Israel is planning to build nearly 700 new apartments in East Jerusalem,
government spokesman Mark Regev announced on Monday.
Under the new blueprint, the Housing Ministry has invited contractors to bid on the construction of 198 housing units in Pisgat Zeev, 377 homes in Neve Ya’akov and 117 dwellings in Har Homa.
Palestinians consider Jewish neighborhoods in East Jerusalem to be settlements and say such construction impedes peacemaking.
Israel claims all of the city its capital and does not consider those
neighborhoods to be settlements. Israel captured East Jerusalem, home to
sensitive Jewish, Christian and Muslim holy sites, in the 1967 Six-Day War.
Prime Minister Benjamin Netanyahu did not include East Jerusalem in the temporary construction freeze he declared weeks ago, saying the slowdown applies only to the West Bank.
"We make a distinction between the West Bank and Jerusalem. Jerusalem is our capital and remains such," Regev said on Monday.
A spokesman for Palestinian President Mahmoud Abbas condemned the plan, accusing Israel of exploiting what he called U.S. and international inability to halt settlement building.
"The Israeli government proves every day that it is not ready for peace," Abbas’s spokesman, Nabil Abu Rdainah said.
Meanwhile, the state is considering appropriating private Palestinian land in the West Bank, the State Prosecutor’s Office informed the High Court of Justice on Sunday.
Such a move would contravene Prime Minister Benjamin Netanyahu’s commitment not to seize land for settlement expansion.
The prosecution’s statement to the High Court on Monday came in response to a petition by human rights group Yesh Din against the construction of a sewage treatment facility that would serve the West Bank settlement of Ofra.
Construction of the facility began in 2007, on private Palestinian land from the nearby village of Ein Yabrud, in contravention of the government’s approved master plan for the area.
"The fact that today the state is trying to legitimize the land theft ... by seizing land retroactively, for the sake of a settlement that was not long ago classified as ’the largest illegal outpost in the West Bank,’ is nothing short of an outrage," said Shlomo Zacharia, one of the lawyers representing Yesh Din. "No less grave is the fact that this conduct, which contravenes the explicit policy of the government and the prime minister, aims to cover up the failures and unwillingness of the army and the state in defending Palestinian property."
The state said the treatment facility was built illegally, without construction permits, and that demolition orders have been issued for its destruction. However, based on the state’s response to the petition, it does not appear to be planning to enforce the law or return the land to its rightful owners. The state did say that it is examining various alternatives to dealing with the issue.
Flying in the face of commitments
The state’s position on the treatment facility appears to fly in the face of commitments Israel has made.
"Land will not be appropriated for the expansion of existing settlements," Netanyahu said in a June speech at Bar-Ilan University.

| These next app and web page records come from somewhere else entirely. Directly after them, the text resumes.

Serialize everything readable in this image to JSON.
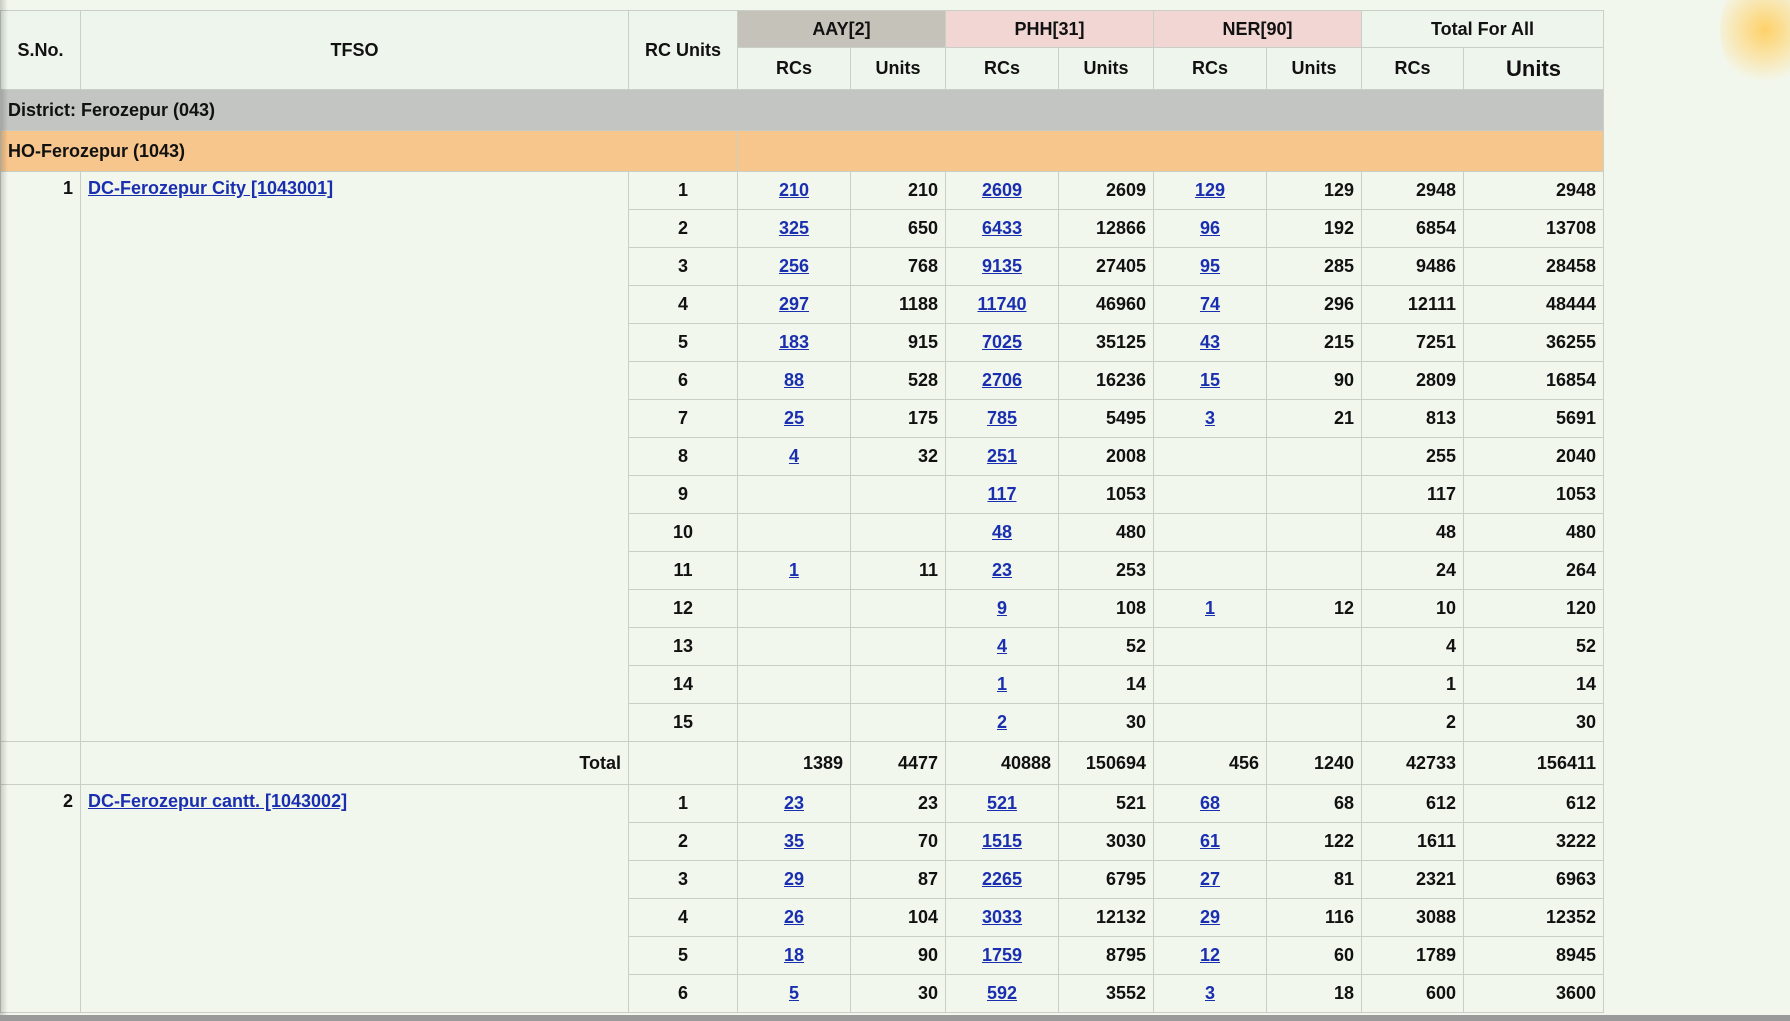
{
  "header": {
    "sno": "S.No.",
    "tfso": "TFSO",
    "rc_units": "RC Units",
    "groups": [
      "AAY[2]",
      "PHH[31]",
      "NER[90]",
      "Total For All"
    ],
    "sub": {
      "rcs": "RCs",
      "units": "Units"
    }
  },
  "district": "District: Ferozepur (043)",
  "ho": "HO-Ferozepur (1043)",
  "total_label": "Total",
  "offices": [
    {
      "sno": "1",
      "name": "DC-Ferozepur City [1043001]",
      "rows": [
        {
          "u": "1",
          "a": "210",
          "au": "210",
          "p": "2609",
          "pu": "2609",
          "n": "129",
          "nu": "129",
          "t": "2948",
          "tu": "2948"
        },
        {
          "u": "2",
          "a": "325",
          "au": "650",
          "p": "6433",
          "pu": "12866",
          "n": "96",
          "nu": "192",
          "t": "6854",
          "tu": "13708"
        },
        {
          "u": "3",
          "a": "256",
          "au": "768",
          "p": "9135",
          "pu": "27405",
          "n": "95",
          "nu": "285",
          "t": "9486",
          "tu": "28458"
        },
        {
          "u": "4",
          "a": "297",
          "au": "1188",
          "p": "11740",
          "pu": "46960",
          "n": "74",
          "nu": "296",
          "t": "12111",
          "tu": "48444"
        },
        {
          "u": "5",
          "a": "183",
          "au": "915",
          "p": "7025",
          "pu": "35125",
          "n": "43",
          "nu": "215",
          "t": "7251",
          "tu": "36255"
        },
        {
          "u": "6",
          "a": "88",
          "au": "528",
          "p": "2706",
          "pu": "16236",
          "n": "15",
          "nu": "90",
          "t": "2809",
          "tu": "16854"
        },
        {
          "u": "7",
          "a": "25",
          "au": "175",
          "p": "785",
          "pu": "5495",
          "n": "3",
          "nu": "21",
          "t": "813",
          "tu": "5691"
        },
        {
          "u": "8",
          "a": "4",
          "au": "32",
          "p": "251",
          "pu": "2008",
          "n": "",
          "nu": "",
          "t": "255",
          "tu": "2040"
        },
        {
          "u": "9",
          "a": "",
          "au": "",
          "p": "117",
          "pu": "1053",
          "n": "",
          "nu": "",
          "t": "117",
          "tu": "1053"
        },
        {
          "u": "10",
          "a": "",
          "au": "",
          "p": "48",
          "pu": "480",
          "n": "",
          "nu": "",
          "t": "48",
          "tu": "480"
        },
        {
          "u": "11",
          "a": "1",
          "au": "11",
          "p": "23",
          "pu": "253",
          "n": "",
          "nu": "",
          "t": "24",
          "tu": "264"
        },
        {
          "u": "12",
          "a": "",
          "au": "",
          "p": "9",
          "pu": "108",
          "n": "1",
          "nu": "12",
          "t": "10",
          "tu": "120"
        },
        {
          "u": "13",
          "a": "",
          "au": "",
          "p": "4",
          "pu": "52",
          "n": "",
          "nu": "",
          "t": "4",
          "tu": "52"
        },
        {
          "u": "14",
          "a": "",
          "au": "",
          "p": "1",
          "pu": "14",
          "n": "",
          "nu": "",
          "t": "1",
          "tu": "14"
        },
        {
          "u": "15",
          "a": "",
          "au": "",
          "p": "2",
          "pu": "30",
          "n": "",
          "nu": "",
          "t": "2",
          "tu": "30"
        }
      ],
      "total": {
        "a": "1389",
        "au": "4477",
        "p": "40888",
        "pu": "150694",
        "n": "456",
        "nu": "1240",
        "t": "42733",
        "tu": "156411"
      }
    },
    {
      "sno": "2",
      "name": "DC-Ferozepur cantt. [1043002]",
      "rows": [
        {
          "u": "1",
          "a": "23",
          "au": "23",
          "p": "521",
          "pu": "521",
          "n": "68",
          "nu": "68",
          "t": "612",
          "tu": "612"
        },
        {
          "u": "2",
          "a": "35",
          "au": "70",
          "p": "1515",
          "pu": "3030",
          "n": "61",
          "nu": "122",
          "t": "1611",
          "tu": "3222"
        },
        {
          "u": "3",
          "a": "29",
          "au": "87",
          "p": "2265",
          "pu": "6795",
          "n": "27",
          "nu": "81",
          "t": "2321",
          "tu": "6963"
        },
        {
          "u": "4",
          "a": "26",
          "au": "104",
          "p": "3033",
          "pu": "12132",
          "n": "29",
          "nu": "116",
          "t": "3088",
          "tu": "12352"
        },
        {
          "u": "5",
          "a": "18",
          "au": "90",
          "p": "1759",
          "pu": "8795",
          "n": "12",
          "nu": "60",
          "t": "1789",
          "tu": "8945"
        },
        {
          "u": "6",
          "a": "5",
          "au": "30",
          "p": "592",
          "pu": "3552",
          "n": "3",
          "nu": "18",
          "t": "600",
          "tu": "3600"
        }
      ],
      "total": null
    }
  ]
}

President Shimon Peres made a similar statement at a press conference in Cairo several weeks ago, after meeting with Egyptian President Hosni Mubarak.

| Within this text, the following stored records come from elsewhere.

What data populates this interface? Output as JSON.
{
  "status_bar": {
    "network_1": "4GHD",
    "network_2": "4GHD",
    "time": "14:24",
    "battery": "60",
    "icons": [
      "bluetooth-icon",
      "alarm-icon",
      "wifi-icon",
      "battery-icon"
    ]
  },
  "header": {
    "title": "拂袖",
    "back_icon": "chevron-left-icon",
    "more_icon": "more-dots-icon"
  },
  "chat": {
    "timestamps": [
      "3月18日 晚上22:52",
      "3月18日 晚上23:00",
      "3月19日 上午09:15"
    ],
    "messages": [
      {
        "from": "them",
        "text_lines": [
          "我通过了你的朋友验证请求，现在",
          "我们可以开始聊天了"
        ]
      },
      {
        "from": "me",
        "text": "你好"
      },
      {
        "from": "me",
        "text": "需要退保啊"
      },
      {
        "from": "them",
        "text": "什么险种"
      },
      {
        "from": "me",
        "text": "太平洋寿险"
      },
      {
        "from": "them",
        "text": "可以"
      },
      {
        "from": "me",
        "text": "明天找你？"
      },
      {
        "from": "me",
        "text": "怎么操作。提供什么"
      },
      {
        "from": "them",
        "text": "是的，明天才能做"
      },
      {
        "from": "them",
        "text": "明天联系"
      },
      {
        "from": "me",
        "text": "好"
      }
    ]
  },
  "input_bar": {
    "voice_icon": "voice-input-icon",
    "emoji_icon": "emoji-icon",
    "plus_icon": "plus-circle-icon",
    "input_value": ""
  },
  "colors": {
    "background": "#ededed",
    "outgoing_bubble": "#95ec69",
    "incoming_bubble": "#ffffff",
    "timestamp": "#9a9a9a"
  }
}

Eitan Broshi, Barak’s adviser on settlement affairs, told the High Court that Ofra was the largest illegal outpost in the territorie and said most of it was built illegally on private land belonging to the residents of nearby villages. He said construction permits were not issued and that no jurisdictional borders had been defined for Ofra.

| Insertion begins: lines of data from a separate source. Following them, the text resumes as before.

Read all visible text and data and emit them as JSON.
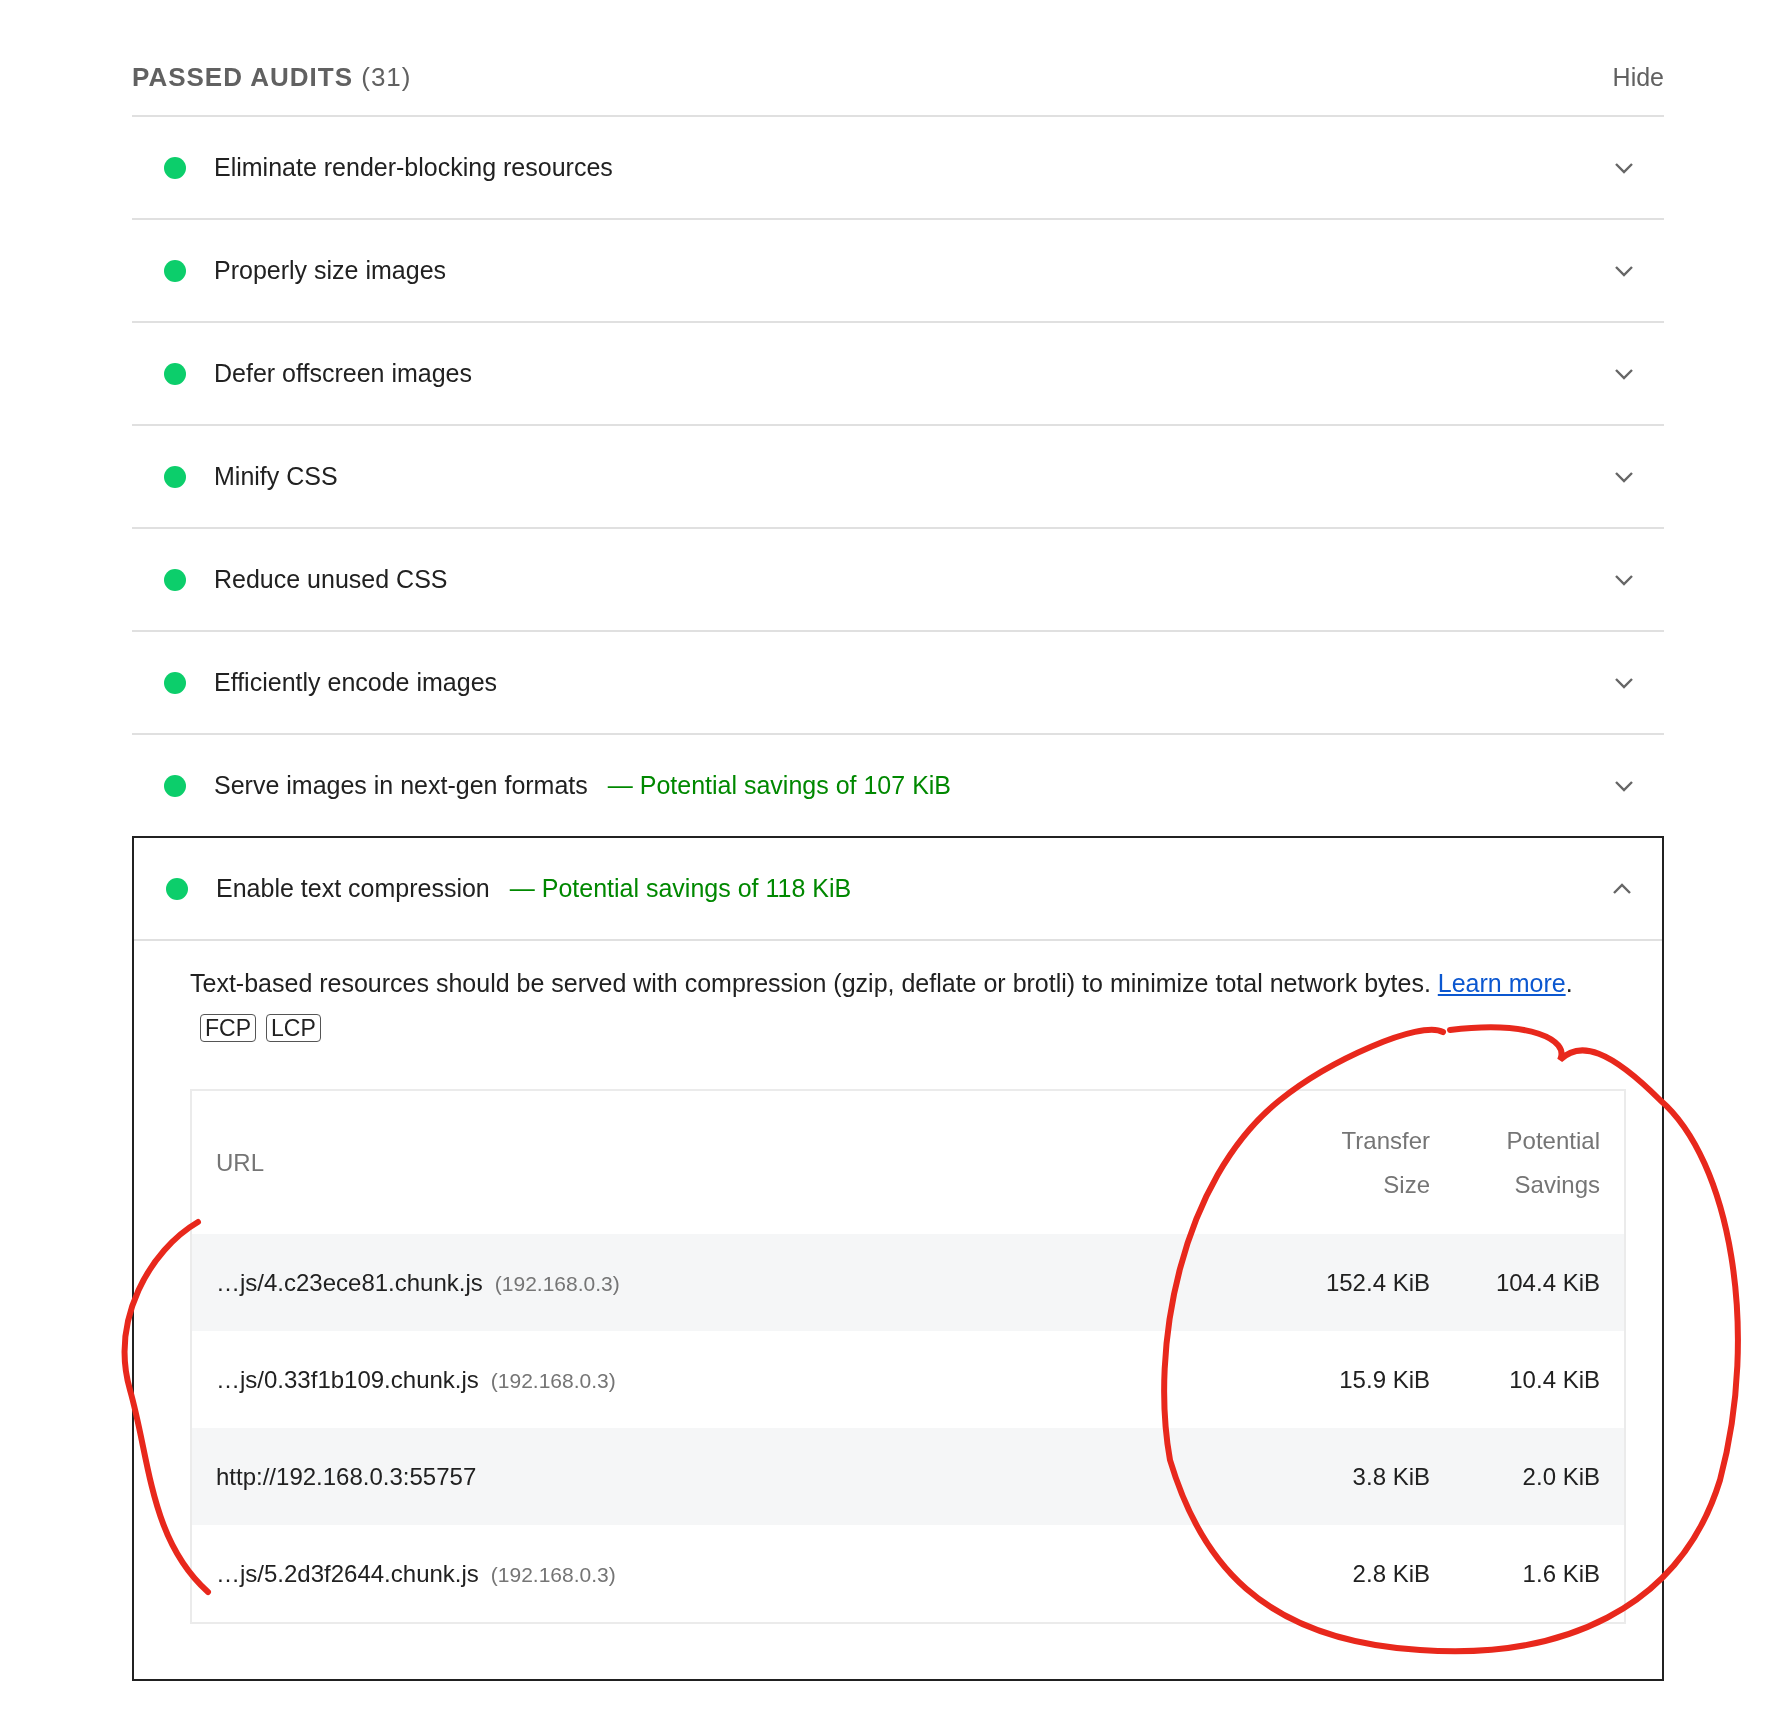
{
  "section": {
    "title": "PASSED AUDITS",
    "count": "(31)",
    "toggle": "Hide"
  },
  "audits": [
    {
      "title": "Eliminate render-blocking resources",
      "expanded": false
    },
    {
      "title": "Properly size images",
      "expanded": false
    },
    {
      "title": "Defer offscreen images",
      "expanded": false
    },
    {
      "title": "Minify CSS",
      "expanded": false
    },
    {
      "title": "Reduce unused CSS",
      "expanded": false
    },
    {
      "title": "Efficiently encode images",
      "expanded": false
    },
    {
      "title": "Serve images in next-gen formats",
      "savings": "— Potential savings of 107 KiB",
      "expanded": false
    },
    {
      "title": "Enable text compression",
      "savings": "— Potential savings of 118 KiB",
      "expanded": true,
      "description": "Text-based resources should be served with compression (gzip, deflate or brotli) to minimize total network bytes.",
      "link": "Learn more",
      "link_after": ".",
      "tags": [
        "FCP",
        "LCP"
      ],
      "table": {
        "columns": [
          "URL",
          "Transfer Size",
          "Potential Savings"
        ],
        "rows": [
          {
            "url": "…js/4.c23ece81.chunk.js",
            "host": "(192.168.0.3)",
            "transfer": "152.4 KiB",
            "savings": "104.4 KiB"
          },
          {
            "url": "…js/0.33f1b109.chunk.js",
            "host": "(192.168.0.3)",
            "transfer": "15.9 KiB",
            "savings": "10.4 KiB"
          },
          {
            "url": "http://192.168.0.3:55757",
            "transfer": "3.8 KiB",
            "savings": "2.0 KiB"
          },
          {
            "url": "…js/5.2d3f2644.chunk.js",
            "host": "(192.168.0.3)",
            "transfer": "2.8 KiB",
            "savings": "1.6 KiB"
          }
        ]
      }
    }
  ]
}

Yesh Din asked the High Court in May to order a halt to all work related to the construction of the sewage treatment plant and to suspend funding for it. It also asked the court to order the Civil Administration and Shai District police, which are responsible for the West Bank, to enforce the demolition orders and destroy the facility. The petition was filed by Zacharia, Michael Sfard and Avisar Lev.
The sewage treatment facility takes up 37 dunams, of which 33 are underground. It costs an estimated NIS 7.8 million, which is funded by the government, according to official reports. Plans for building the plant were also carried out by government authorities.
In the early 1980s a different section of Ofra was appropriated for the construction of a sewage plant, but after Ofra’s southern neighborhood was built next to that land several years later, it was decided to move the plant to a different location. That land, too, like the site of most of the homes there, is on private Palestinian land.